Looking around Oxford Circus provides a good overview of the state of British retail. Particularly at this time of year, Oxford Circus has been a destination for Christmas shoppers looking for the convenience of proximity of key retail, particularly fashion brands, Hamley's toy store and the opportunity to see the Christmas lights. There is still a place for retail outlets to provide a pleasurable shopping experience, just as Topshop has done in the past. Understanding consumer taste and motivation is essential in designing these spaces and offering what online retail cannot offer at the moment.
Do you think this marks a turning point for the industry and does it signal the end of Fast Fashion?
The 2007-8 global financial crisis occurred during a time when environmental sustainability was moving from the margins to the mainstream. Marks and Spencer's Plan A, launched in January 2007 recognised the desire that consumers had for more sustainable options, and the need for retailers to step up to this challenge. However, the recession that followed provided an ideal get out clause where investing in sustainability was seen as an unaffordable luxury and the push for fast and cheap came to dominate. As always, consumers were urged to shop ourselves out of the recession, rather than push for more radical ways to reengineer the economy. Commentary on Arcadia's demise has compared the group with online retailers BooHoo and Misguided, pointing their ability to offer faster and cheaper clothes, in collaboration with influencers. There is a risk that the lesson taken away from this is that Arcadia wasn't fast and cheap enough. With even greater recognition of the climate emergency, a focus on working conditions of those involved in fast fashion production, the impact of COVID 19 and Brexit, this seems like an ideal opportunity to shift away from fast fashion to more sustainable meaningful forms of consumption, but this would require action from government as well as within the fashion industry.
What is next in the industry from your opinion?

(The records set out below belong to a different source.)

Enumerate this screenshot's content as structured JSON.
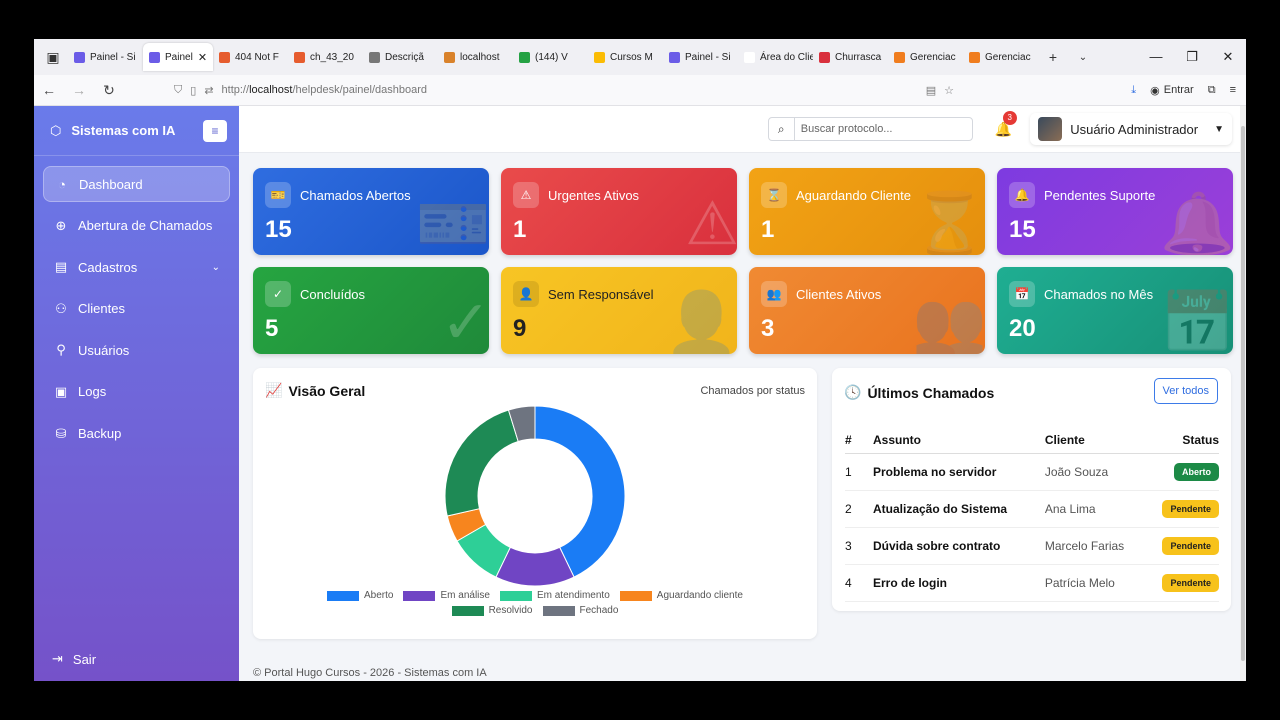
{
  "browser": {
    "tabs": [
      {
        "label": "Painel - Si",
        "color": "#6b5ce7"
      },
      {
        "label": "Painel",
        "color": "#6b5ce7",
        "active": true
      },
      {
        "label": "404 Not F",
        "color": "#e65c2e"
      },
      {
        "label": "ch_43_20",
        "color": "#e65c2e"
      },
      {
        "label": "Descriçã",
        "color": "#777777"
      },
      {
        "label": "localhost",
        "color": "#d9822b"
      },
      {
        "label": "(144) V",
        "color": "#25a244"
      },
      {
        "label": "Cursos M",
        "color": "#fbbc04"
      },
      {
        "label": "Painel - Si",
        "color": "#6b5ce7"
      },
      {
        "label": "Área do Clien",
        "color": "#ffffff"
      },
      {
        "label": "Churrasca",
        "color": "#d9303d"
      },
      {
        "label": "Gerenciac",
        "color": "#f07d1e"
      },
      {
        "label": "Gerenciac",
        "color": "#f07d1e"
      }
    ],
    "url_prefix": "http://",
    "url_host": "localhost",
    "url_path": "/helpdesk/painel/dashboard",
    "signin_label": "Entrar"
  },
  "sidebar": {
    "brand": "Sistemas com IA",
    "items": [
      {
        "label": "Dashboard",
        "icon": "dashboard-icon",
        "active": true
      },
      {
        "label": "Abertura de Chamados",
        "icon": "plus-circle-icon"
      },
      {
        "label": "Cadastros",
        "icon": "list-icon",
        "chevron": true
      },
      {
        "label": "Clientes",
        "icon": "people-icon"
      },
      {
        "label": "Usuários",
        "icon": "user-icon"
      },
      {
        "label": "Logs",
        "icon": "log-icon"
      },
      {
        "label": "Backup",
        "icon": "database-icon"
      }
    ],
    "logout_label": "Sair"
  },
  "topbar": {
    "search_placeholder": "Buscar protocolo...",
    "notification_count": "3",
    "user_name": "Usuário Administrador"
  },
  "cards": [
    {
      "title": "Chamados Abertos",
      "value": "15",
      "style": "c-blue",
      "icon": "ticket-icon",
      "glyph": "🎫"
    },
    {
      "title": "Urgentes Ativos",
      "value": "1",
      "style": "c-red",
      "icon": "warning-icon",
      "glyph": "⚠"
    },
    {
      "title": "Aguardando Cliente",
      "value": "1",
      "style": "c-orange",
      "icon": "hourglass-icon",
      "glyph": "⌛"
    },
    {
      "title": "Pendentes Suporte",
      "value": "15",
      "style": "c-purple",
      "icon": "bell-icon",
      "glyph": "🔔"
    },
    {
      "title": "Concluídos",
      "value": "5",
      "style": "c-green",
      "icon": "check-circle-icon",
      "glyph": "✓"
    },
    {
      "title": "Sem Responsável",
      "value": "9",
      "style": "c-yellow",
      "icon": "user-x-icon",
      "glyph": "👤"
    },
    {
      "title": "Clientes Ativos",
      "value": "3",
      "style": "c-dorange",
      "icon": "people-icon",
      "glyph": "👥"
    },
    {
      "title": "Chamados no Mês",
      "value": "20",
      "style": "c-teal",
      "icon": "calendar-icon",
      "glyph": "📅"
    }
  ],
  "overview": {
    "title": "Visão Geral",
    "subtitle": "Chamados por status"
  },
  "chart_data": {
    "type": "pie",
    "variant": "doughnut",
    "categories": [
      "Aberto",
      "Em análise",
      "Em atendimento",
      "Aguardando cliente",
      "Resolvido",
      "Fechado"
    ],
    "values": [
      9,
      3,
      2,
      1,
      5,
      1
    ],
    "colors": [
      "#1a7cf5",
      "#7045c4",
      "#2ecf97",
      "#f7851e",
      "#1e8a55",
      "#6e7480"
    ],
    "legend_position": "bottom"
  },
  "latest": {
    "title": "Últimos Chamados",
    "button_label": "Ver todos",
    "headers": [
      "#",
      "Assunto",
      "Cliente",
      "Status"
    ],
    "rows": [
      {
        "n": "1",
        "subject": "Problema no servidor",
        "client": "João Souza",
        "status": "Aberto",
        "badge": "b-green"
      },
      {
        "n": "2",
        "subject": "Atualização do Sistema",
        "client": "Ana Lima",
        "status": "Pendente",
        "badge": "b-yellow"
      },
      {
        "n": "3",
        "subject": "Dúvida sobre contrato",
        "client": "Marcelo Farias",
        "status": "Pendente",
        "badge": "b-yellow"
      },
      {
        "n": "4",
        "subject": "Erro de login",
        "client": "Patrícia Melo",
        "status": "Pendente",
        "badge": "b-yellow"
      }
    ]
  },
  "footer": "© Portal Hugo Cursos - 2026 - Sistemas com IA"
}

COVID 19 has meant that investment in online retail and experimentation around more immersive online experiences have been fast tracked. Looking to the work done in the Fashion Innovation Agency, such as the recent collaboration between FIA, the Fashion Business Research Centre, Microsoft and Reactive Reality on the Personal Human Stylist is a great example of experimentation in this area. This should lead to increasing collaboration between fashion/ technology and other creative industries in providing online experiences that can improve shopping experiences and reduce the impact on the environment such as production on demand, online showrooming and so on. Working on reprogramming pleasure seeking away from variety and easy access to quality, design and creativity for consumers should be an area of focus moving forward.